Saying it's 'for their own good' is a pathetic rationalization to justify lying to the public
A recent visitor to Defense Systems & Equipment International, the UK's largest trade show for military technology, could pass a booth operated by a firm called Strategic Communications Laboratories (SCL), which specializes in psychological warfare, public diplomacy (the stuff Karen Hughes is supposed to be in charge of now), and something called "influence operations."
Basically, what SCL seems to be good at, based on a report of its activities on Slate.com, is misinformation. In one scenario designed to showcase the firm's talents, a smallpox epidemic breaks out in London. The government wants to avoid a panic, which might cause people to flee the city, spreading the disease. So SCL warns people about a chemical accident, with toxic fumes headed toward the city.

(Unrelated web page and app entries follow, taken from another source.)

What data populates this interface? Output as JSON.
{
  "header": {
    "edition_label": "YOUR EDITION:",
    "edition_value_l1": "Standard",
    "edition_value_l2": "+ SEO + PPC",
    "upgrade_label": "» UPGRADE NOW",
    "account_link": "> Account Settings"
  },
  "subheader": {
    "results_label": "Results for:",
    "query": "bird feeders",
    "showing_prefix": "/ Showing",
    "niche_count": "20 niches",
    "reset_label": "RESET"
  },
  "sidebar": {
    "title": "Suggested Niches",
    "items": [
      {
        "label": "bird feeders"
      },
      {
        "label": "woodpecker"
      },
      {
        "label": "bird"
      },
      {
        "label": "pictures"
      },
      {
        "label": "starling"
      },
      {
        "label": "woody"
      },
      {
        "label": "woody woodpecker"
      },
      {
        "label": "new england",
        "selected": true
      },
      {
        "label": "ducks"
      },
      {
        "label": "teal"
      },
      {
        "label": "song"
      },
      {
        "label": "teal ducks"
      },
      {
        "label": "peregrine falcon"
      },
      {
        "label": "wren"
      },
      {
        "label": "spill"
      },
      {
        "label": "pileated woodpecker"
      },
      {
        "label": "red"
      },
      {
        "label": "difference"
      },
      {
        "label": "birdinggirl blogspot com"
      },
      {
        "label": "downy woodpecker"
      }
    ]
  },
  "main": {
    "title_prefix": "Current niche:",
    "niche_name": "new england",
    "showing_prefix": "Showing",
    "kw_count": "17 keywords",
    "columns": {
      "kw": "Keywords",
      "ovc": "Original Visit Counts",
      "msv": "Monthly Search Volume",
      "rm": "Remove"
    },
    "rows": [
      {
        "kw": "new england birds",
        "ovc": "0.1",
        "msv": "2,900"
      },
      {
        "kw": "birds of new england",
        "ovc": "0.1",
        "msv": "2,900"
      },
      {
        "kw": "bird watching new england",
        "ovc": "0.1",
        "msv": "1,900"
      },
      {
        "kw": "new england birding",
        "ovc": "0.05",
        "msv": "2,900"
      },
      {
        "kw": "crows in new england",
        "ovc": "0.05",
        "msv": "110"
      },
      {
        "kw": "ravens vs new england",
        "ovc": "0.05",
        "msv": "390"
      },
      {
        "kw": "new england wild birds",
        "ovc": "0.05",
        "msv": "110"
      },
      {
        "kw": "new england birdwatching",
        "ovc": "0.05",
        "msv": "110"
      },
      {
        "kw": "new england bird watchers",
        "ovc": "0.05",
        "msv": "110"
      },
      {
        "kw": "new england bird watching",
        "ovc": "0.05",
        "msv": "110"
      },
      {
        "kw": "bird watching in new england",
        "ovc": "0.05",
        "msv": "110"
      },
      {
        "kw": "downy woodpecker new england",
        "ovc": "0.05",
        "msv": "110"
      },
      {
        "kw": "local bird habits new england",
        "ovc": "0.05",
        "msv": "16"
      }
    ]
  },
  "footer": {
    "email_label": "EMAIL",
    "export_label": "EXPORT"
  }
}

People are advised to stay inside to avoid exposure to the chemicals. The result, according to the company: only thousands die, rather than millions.
Under the circumstances, it seems almost churlish to question whether what SCL does is ethical. Certainly Mark Broughton, the company's public affairs director, sounds testy when asked if such activities are just propaganda. "If your definition of propaganda is framing communications to do something that's going to save lives, that's fine," he tells Slate.
So let me be blunt: What SCL proposes is totally unethical.
In the 18th century, German philosopher Immanuel Kant coined what he called the "categorical imperative," which suggested that people couldn't consider actions ethical unless they were ready to see those actions become a universal standard. So if everyone - every government, in this instance - deemed it OK to lie to people "for their own good," what would happen?
The first consequence is that faith in government would be completely and utterly destroyed. The SCL approach might work once - perhaps not even once, if the people in the infected city read either this article or the piece in Slate. But after that, there would be no reason to believe anything the government said. The next time a toxic cloud really was approaching the city, citizens would not only ignore the warning, but take it as an indication that they should flee the city. The result: Millions would die, rather than thousands that might be expected if people believed the authorities.
To be fair, SCL doesn't describe itself as a PR firm. However, the distance is not that great between what it proposes and what communicators in large corporations are saying when they refuse to release information to the public because they don't want to create a panic or risk an overreaction.
We don't tell people the truth because it's convenient in the short-term. We do so because credibility is a valuable societal commodity.
- Paul Holmes has spent the past 18 years writing about the PR business for publications including PRWeek, Inside PR, and Reputation Management. He is currently president of The Holmes Group and editor of www.holmesreport.com.